───── Records for the exercise

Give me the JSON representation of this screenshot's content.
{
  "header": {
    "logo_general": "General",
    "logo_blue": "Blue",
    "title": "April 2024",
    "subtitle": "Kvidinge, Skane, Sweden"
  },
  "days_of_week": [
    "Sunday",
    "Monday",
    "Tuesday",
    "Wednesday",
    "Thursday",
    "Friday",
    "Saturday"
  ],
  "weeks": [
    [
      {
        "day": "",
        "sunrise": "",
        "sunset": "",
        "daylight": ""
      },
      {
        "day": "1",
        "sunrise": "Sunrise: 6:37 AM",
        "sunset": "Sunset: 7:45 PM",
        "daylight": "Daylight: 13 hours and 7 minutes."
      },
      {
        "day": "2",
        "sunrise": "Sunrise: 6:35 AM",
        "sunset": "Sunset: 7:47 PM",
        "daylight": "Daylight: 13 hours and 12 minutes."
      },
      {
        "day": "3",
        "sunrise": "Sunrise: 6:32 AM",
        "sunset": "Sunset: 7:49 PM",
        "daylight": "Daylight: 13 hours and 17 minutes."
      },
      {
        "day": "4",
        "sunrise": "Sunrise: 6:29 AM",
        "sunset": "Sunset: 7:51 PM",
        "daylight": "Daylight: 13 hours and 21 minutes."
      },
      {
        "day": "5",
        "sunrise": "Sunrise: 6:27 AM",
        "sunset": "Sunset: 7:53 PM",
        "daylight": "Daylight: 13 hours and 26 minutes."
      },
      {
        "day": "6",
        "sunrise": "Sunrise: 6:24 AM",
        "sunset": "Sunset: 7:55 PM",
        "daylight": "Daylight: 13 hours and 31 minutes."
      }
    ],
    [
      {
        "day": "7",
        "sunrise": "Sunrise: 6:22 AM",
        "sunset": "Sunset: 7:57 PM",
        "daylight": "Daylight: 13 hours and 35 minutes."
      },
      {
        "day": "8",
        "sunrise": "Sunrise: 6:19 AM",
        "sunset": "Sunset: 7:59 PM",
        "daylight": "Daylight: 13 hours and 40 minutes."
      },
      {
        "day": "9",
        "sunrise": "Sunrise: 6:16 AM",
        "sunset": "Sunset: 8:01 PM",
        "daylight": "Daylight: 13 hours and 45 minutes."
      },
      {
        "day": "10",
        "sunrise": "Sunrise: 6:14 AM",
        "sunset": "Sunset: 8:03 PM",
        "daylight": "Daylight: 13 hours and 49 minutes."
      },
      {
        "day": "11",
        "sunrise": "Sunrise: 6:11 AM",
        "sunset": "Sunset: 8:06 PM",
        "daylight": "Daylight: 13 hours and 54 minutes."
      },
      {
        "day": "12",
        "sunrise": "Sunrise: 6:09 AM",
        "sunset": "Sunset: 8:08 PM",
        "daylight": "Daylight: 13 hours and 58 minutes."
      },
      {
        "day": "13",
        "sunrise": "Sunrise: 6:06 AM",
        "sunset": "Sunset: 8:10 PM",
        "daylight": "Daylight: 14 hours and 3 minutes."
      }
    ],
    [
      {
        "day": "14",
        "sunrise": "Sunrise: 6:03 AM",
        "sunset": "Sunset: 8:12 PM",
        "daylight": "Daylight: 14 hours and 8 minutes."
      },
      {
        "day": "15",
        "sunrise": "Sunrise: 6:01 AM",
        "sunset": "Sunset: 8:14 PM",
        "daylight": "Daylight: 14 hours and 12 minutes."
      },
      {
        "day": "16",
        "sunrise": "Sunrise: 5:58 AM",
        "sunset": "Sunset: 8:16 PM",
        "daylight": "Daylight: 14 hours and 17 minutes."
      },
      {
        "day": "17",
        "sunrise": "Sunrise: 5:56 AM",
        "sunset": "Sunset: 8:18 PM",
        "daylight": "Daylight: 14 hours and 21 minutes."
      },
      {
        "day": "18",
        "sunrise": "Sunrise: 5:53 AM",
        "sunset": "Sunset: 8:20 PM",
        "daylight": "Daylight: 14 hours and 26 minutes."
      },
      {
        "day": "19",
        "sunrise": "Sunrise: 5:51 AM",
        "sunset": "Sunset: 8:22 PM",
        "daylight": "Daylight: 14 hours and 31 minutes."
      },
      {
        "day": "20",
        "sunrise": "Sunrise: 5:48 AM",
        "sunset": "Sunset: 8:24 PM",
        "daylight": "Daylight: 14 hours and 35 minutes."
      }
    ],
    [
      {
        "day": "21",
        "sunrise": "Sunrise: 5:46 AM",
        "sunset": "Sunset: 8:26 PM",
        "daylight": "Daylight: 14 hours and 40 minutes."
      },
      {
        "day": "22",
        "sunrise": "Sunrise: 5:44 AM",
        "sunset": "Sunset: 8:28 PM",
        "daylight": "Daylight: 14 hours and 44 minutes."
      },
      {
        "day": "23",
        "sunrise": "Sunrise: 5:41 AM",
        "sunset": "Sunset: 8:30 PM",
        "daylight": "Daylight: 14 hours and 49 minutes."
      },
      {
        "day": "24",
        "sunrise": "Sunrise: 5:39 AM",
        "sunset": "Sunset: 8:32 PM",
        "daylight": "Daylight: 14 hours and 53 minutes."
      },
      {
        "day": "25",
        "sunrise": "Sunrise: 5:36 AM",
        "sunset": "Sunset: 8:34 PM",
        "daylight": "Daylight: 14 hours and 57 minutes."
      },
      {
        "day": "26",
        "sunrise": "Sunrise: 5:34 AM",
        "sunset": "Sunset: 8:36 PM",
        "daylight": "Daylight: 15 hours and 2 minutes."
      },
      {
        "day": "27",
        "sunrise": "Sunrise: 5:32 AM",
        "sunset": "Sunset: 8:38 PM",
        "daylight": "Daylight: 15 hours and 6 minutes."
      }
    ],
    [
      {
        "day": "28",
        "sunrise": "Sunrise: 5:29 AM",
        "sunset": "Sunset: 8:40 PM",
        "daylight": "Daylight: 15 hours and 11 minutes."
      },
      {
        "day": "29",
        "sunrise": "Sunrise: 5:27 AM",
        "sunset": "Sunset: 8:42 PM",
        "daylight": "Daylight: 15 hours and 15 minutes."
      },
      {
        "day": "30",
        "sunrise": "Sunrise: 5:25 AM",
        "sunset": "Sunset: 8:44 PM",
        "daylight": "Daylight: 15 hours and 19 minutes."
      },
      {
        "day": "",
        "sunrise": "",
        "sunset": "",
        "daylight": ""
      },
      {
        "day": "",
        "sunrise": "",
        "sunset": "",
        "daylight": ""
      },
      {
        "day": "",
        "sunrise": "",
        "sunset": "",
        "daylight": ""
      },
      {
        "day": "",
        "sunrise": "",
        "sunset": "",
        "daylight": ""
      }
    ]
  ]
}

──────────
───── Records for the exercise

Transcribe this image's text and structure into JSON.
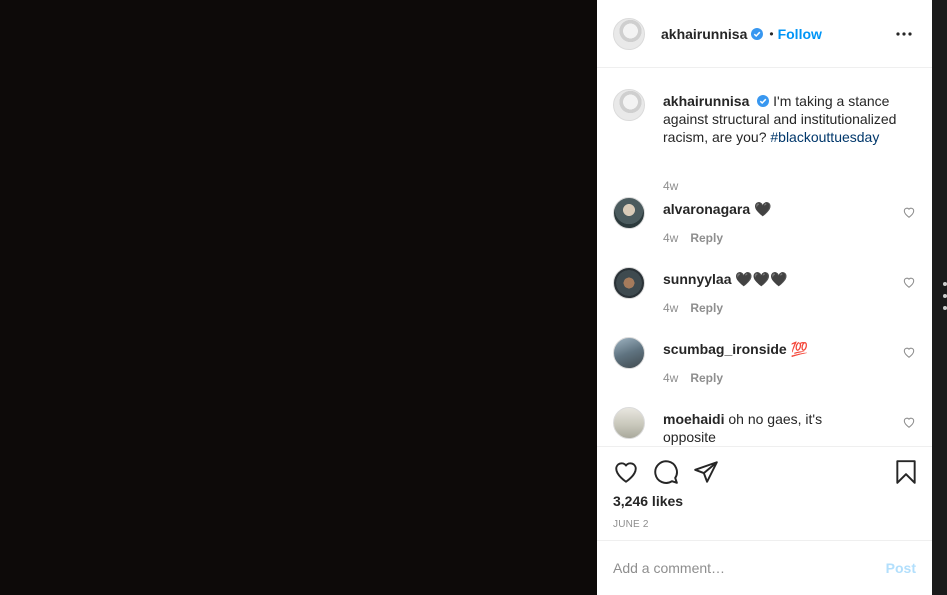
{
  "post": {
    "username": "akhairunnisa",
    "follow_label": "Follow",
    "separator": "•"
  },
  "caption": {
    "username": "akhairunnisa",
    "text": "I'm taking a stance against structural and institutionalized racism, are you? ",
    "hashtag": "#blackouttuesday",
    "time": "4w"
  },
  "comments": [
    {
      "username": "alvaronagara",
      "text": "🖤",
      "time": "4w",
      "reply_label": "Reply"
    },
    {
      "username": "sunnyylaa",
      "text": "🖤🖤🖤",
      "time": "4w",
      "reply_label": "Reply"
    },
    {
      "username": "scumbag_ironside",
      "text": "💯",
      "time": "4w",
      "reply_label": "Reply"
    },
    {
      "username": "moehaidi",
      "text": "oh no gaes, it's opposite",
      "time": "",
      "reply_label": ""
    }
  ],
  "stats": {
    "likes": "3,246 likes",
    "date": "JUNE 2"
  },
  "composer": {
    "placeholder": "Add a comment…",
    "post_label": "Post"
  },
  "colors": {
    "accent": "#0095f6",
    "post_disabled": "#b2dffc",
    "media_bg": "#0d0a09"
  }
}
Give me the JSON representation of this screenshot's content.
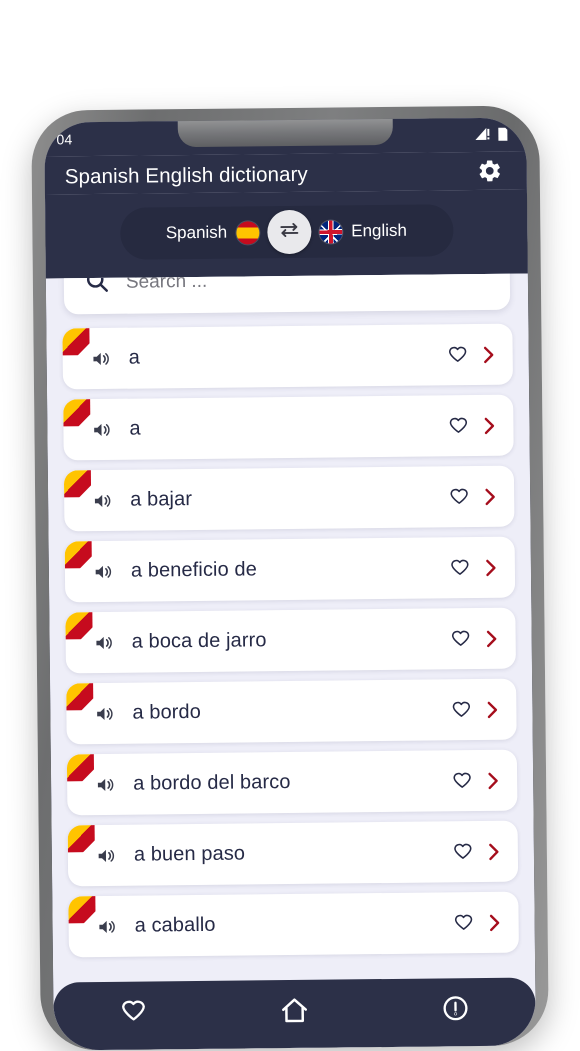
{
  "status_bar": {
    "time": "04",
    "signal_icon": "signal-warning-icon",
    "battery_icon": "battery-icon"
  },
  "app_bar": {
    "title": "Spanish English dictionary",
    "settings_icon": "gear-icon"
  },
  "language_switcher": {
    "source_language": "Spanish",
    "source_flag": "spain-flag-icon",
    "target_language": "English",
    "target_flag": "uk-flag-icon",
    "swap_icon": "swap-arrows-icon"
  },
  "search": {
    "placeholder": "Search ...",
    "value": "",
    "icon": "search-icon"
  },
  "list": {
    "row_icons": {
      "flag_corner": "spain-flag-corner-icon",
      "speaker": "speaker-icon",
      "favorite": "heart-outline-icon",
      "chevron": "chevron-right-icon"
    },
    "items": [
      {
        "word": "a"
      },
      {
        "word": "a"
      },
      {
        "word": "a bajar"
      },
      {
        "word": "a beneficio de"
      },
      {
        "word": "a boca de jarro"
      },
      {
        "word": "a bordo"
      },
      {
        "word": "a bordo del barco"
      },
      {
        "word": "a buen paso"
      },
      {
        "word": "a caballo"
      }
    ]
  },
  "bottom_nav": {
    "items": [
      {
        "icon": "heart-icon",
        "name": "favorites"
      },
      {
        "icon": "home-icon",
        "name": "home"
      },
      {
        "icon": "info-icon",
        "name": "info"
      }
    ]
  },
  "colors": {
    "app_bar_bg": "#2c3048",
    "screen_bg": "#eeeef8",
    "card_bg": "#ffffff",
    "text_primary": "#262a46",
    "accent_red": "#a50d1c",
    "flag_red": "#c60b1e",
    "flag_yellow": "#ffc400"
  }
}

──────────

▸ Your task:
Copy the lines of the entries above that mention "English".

▸ Reply:
    "title": "Spanish English dictionary",
    "target_language": "English",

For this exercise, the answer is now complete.